**Try it:** Search the entries below for "info", and copy each line where it appears.
---
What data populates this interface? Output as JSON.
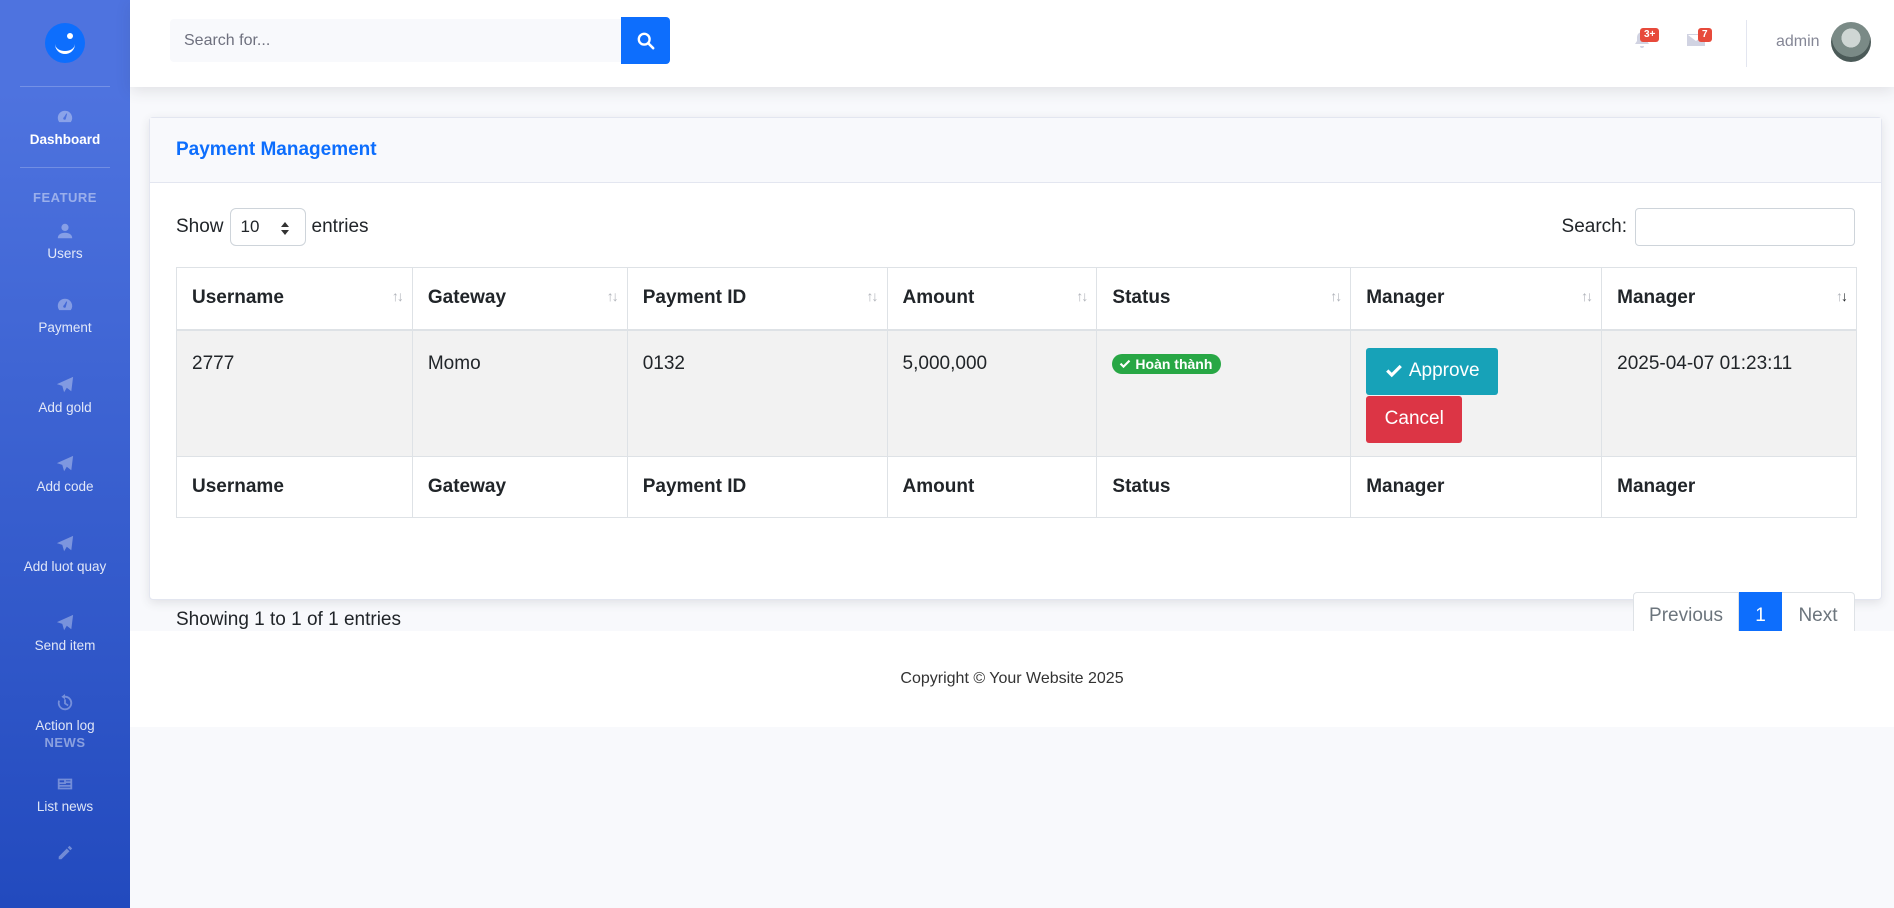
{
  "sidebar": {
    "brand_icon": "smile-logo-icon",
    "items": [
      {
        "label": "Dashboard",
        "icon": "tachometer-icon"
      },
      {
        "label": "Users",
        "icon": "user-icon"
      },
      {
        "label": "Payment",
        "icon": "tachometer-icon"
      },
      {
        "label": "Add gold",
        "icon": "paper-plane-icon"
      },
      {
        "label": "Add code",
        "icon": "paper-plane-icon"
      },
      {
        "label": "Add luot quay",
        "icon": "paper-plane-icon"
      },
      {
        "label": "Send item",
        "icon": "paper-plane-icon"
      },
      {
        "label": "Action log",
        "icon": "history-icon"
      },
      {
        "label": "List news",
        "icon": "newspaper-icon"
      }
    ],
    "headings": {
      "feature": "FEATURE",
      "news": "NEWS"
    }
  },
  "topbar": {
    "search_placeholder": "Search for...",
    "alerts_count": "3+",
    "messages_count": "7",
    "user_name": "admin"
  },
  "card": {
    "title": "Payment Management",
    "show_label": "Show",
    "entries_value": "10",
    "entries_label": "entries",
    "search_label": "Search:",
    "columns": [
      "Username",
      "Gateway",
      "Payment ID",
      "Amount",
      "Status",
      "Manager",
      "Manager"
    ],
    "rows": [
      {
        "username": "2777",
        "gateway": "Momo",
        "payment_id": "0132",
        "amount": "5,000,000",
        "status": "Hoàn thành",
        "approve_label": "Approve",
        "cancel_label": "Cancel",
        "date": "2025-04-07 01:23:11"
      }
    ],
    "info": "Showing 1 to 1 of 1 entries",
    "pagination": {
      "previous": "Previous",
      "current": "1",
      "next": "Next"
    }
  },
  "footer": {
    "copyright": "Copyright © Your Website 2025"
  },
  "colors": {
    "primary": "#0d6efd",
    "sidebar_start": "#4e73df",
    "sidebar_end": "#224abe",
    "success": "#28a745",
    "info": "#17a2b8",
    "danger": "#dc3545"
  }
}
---
**Completed exercise:**
    "info": "Showing 1 to 1 of 1 entries",
    "info": "#17a2b8",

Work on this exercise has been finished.